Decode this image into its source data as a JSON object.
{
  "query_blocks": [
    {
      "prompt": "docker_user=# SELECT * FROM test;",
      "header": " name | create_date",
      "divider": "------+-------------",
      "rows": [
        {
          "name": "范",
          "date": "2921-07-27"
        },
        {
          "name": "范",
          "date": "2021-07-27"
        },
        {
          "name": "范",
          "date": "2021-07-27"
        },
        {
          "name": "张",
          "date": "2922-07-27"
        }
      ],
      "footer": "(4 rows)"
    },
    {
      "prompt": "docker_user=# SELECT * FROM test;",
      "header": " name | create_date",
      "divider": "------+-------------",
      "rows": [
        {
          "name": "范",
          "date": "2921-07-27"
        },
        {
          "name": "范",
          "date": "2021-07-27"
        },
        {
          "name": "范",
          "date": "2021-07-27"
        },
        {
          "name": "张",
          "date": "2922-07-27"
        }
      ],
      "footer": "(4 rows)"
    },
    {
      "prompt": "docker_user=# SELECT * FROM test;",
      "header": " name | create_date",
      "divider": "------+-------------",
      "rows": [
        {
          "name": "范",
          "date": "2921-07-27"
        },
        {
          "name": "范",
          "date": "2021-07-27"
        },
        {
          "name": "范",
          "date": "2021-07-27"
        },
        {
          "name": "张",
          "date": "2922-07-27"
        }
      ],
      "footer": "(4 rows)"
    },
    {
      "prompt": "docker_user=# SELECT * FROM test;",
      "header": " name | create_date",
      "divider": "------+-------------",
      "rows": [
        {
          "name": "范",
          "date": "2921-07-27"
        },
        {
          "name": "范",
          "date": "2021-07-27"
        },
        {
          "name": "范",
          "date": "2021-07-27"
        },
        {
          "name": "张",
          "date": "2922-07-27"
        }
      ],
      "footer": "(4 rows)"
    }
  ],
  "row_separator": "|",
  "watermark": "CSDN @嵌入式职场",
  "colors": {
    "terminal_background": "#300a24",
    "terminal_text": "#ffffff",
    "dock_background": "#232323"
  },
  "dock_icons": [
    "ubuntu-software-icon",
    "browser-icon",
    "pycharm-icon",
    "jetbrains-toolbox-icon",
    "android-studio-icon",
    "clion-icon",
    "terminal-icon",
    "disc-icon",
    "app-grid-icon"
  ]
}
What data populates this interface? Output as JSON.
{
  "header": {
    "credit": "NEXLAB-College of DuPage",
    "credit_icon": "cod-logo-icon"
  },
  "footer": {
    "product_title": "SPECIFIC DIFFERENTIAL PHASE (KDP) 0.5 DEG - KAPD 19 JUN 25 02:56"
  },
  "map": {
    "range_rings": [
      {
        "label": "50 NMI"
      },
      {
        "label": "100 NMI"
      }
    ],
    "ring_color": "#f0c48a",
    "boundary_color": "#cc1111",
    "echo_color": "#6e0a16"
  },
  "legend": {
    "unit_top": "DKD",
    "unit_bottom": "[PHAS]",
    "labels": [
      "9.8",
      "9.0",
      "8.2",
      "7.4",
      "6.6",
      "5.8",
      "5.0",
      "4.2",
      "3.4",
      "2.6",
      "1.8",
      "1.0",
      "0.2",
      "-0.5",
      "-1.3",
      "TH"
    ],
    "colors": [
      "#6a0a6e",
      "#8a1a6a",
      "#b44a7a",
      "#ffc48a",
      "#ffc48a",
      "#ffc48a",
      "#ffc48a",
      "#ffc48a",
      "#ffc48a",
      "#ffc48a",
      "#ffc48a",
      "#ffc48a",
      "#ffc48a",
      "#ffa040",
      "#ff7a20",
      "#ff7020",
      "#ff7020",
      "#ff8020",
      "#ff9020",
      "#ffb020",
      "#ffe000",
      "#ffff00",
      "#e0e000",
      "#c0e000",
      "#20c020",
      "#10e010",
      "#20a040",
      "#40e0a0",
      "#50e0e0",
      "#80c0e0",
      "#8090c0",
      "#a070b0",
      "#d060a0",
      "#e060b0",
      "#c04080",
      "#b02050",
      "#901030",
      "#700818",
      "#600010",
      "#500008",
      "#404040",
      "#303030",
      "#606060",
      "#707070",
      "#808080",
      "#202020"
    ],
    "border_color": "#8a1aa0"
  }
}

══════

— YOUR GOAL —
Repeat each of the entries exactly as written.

— OUTPUT OF THE EXERCISE —
Decode this image into its source data as a JSON object.
{
  "query_blocks": [
    {
      "prompt": "docker_user=# SELECT * FROM test;",
      "header": " name | create_date",
      "divider": "------+-------------",
      "rows": [
        {
          "name": "范",
          "date": "2921-07-27"
        },
        {
          "name": "范",
          "date": "2021-07-27"
        },
        {
          "name": "范",
          "date": "2021-07-27"
        },
        {
          "name": "张",
          "date": "2922-07-27"
        }
      ],
      "footer": "(4 rows)"
    },
    {
      "prompt": "docker_user=# SELECT * FROM test;",
      "header": " name | create_date",
      "divider": "------+-------------",
      "rows": [
        {
          "name": "范",
          "date": "2921-07-27"
        },
        {
          "name": "范",
          "date": "2021-07-27"
        },
        {
          "name": "范",
          "date": "2021-07-27"
        },
        {
          "name": "张",
          "date": "2922-07-27"
        }
      ],
      "footer": "(4 rows)"
    },
    {
      "prompt": "docker_user=# SELECT * FROM test;",
      "header": " name | create_date",
      "divider": "------+-------------",
      "rows": [
        {
          "name": "范",
          "date": "2921-07-27"
        },
        {
          "name": "范",
          "date": "2021-07-27"
        },
        {
          "name": "范",
          "date": "2021-07-27"
        },
        {
          "name": "张",
          "date": "2922-07-27"
        }
      ],
      "footer": "(4 rows)"
    },
    {
      "prompt": "docker_user=# SELECT * FROM test;",
      "header": " name | create_date",
      "divider": "------+-------------",
      "rows": [
        {
          "name": "范",
          "date": "2921-07-27"
        },
        {
          "name": "范",
          "date": "2021-07-27"
        },
        {
          "name": "范",
          "date": "2021-07-27"
        },
        {
          "name": "张",
          "date": "2922-07-27"
        }
      ],
      "footer": "(4 rows)"
    }
  ],
  "row_separator": "|",
  "watermark": "CSDN @嵌入式职场",
  "colors": {
    "terminal_background": "#300a24",
    "terminal_text": "#ffffff",
    "dock_background": "#232323"
  },
  "dock_icons": [
    "ubuntu-software-icon",
    "browser-icon",
    "pycharm-icon",
    "jetbrains-toolbox-icon",
    "android-studio-icon",
    "clion-icon",
    "terminal-icon",
    "disc-icon",
    "app-grid-icon"
  ]
}
What data populates this interface? Output as JSON.
{
  "header": {
    "credit": "NEXLAB-College of DuPage",
    "credit_icon": "cod-logo-icon"
  },
  "footer": {
    "product_title": "SPECIFIC DIFFERENTIAL PHASE (KDP) 0.5 DEG - KAPD 19 JUN 25 02:56"
  },
  "map": {
    "range_rings": [
      {
        "label": "50 NMI"
      },
      {
        "label": "100 NMI"
      }
    ],
    "ring_color": "#f0c48a",
    "boundary_color": "#cc1111",
    "echo_color": "#6e0a16"
  },
  "legend": {
    "unit_top": "DKD",
    "unit_bottom": "[PHAS]",
    "labels": [
      "9.8",
      "9.0",
      "8.2",
      "7.4",
      "6.6",
      "5.8",
      "5.0",
      "4.2",
      "3.4",
      "2.6",
      "1.8",
      "1.0",
      "0.2",
      "-0.5",
      "-1.3",
      "TH"
    ],
    "colors": [
      "#6a0a6e",
      "#8a1a6a",
      "#b44a7a",
      "#ffc48a",
      "#ffc48a",
      "#ffc48a",
      "#ffc48a",
      "#ffc48a",
      "#ffc48a",
      "#ffc48a",
      "#ffc48a",
      "#ffc48a",
      "#ffc48a",
      "#ffa040",
      "#ff7a20",
      "#ff7020",
      "#ff7020",
      "#ff8020",
      "#ff9020",
      "#ffb020",
      "#ffe000",
      "#ffff00",
      "#e0e000",
      "#c0e000",
      "#20c020",
      "#10e010",
      "#20a040",
      "#40e0a0",
      "#50e0e0",
      "#80c0e0",
      "#8090c0",
      "#a070b0",
      "#d060a0",
      "#e060b0",
      "#c04080",
      "#b02050",
      "#901030",
      "#700818",
      "#600010",
      "#500008",
      "#404040",
      "#303030",
      "#606060",
      "#707070",
      "#808080",
      "#202020"
    ],
    "border_color": "#8a1aa0"
  }
}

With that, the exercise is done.